--- DATA EXTRACTS ---

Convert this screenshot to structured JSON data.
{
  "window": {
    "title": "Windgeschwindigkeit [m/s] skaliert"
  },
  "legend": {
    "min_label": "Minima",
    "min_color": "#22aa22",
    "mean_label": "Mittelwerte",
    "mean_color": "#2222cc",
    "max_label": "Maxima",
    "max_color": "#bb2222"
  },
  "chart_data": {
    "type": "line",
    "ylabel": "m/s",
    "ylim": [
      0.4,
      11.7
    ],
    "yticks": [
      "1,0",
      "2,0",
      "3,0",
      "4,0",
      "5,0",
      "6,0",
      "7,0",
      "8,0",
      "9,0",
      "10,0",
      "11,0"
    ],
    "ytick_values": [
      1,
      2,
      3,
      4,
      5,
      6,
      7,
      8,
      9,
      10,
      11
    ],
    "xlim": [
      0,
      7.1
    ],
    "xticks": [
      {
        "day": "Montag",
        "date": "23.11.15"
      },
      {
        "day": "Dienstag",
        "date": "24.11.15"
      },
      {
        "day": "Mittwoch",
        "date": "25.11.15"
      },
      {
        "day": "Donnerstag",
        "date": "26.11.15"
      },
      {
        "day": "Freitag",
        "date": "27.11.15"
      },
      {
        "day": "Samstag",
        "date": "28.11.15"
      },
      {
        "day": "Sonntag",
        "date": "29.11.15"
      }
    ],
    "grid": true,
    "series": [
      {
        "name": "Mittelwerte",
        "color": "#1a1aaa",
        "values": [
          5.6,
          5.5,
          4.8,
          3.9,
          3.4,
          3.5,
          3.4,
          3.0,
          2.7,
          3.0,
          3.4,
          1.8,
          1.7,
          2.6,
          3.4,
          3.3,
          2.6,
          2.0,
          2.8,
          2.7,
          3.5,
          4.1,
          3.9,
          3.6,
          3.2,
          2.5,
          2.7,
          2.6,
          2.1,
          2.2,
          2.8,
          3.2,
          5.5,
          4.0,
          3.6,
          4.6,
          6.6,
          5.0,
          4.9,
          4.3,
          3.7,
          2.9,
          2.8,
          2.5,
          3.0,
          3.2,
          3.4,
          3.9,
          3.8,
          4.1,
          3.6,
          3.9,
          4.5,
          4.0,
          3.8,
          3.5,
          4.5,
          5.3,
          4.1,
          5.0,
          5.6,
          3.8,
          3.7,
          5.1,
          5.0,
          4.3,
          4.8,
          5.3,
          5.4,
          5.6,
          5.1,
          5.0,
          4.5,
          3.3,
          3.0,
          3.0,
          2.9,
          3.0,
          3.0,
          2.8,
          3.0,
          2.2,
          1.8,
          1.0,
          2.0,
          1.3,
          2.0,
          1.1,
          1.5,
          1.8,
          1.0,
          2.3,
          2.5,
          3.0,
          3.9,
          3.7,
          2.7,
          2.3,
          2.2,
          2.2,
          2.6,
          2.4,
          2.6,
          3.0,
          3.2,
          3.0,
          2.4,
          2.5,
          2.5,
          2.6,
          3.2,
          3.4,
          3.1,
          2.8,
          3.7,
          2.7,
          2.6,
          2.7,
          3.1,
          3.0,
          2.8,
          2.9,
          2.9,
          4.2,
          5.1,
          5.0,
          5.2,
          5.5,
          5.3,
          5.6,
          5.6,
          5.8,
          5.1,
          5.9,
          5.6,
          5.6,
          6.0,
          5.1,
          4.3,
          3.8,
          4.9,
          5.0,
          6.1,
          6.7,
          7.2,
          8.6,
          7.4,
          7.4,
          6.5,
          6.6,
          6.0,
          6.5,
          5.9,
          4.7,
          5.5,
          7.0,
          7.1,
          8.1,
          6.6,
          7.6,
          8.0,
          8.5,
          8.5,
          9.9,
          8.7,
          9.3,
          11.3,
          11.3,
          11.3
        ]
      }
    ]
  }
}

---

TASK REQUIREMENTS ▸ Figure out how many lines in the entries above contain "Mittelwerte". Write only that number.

ANSWER BOX ▸ 2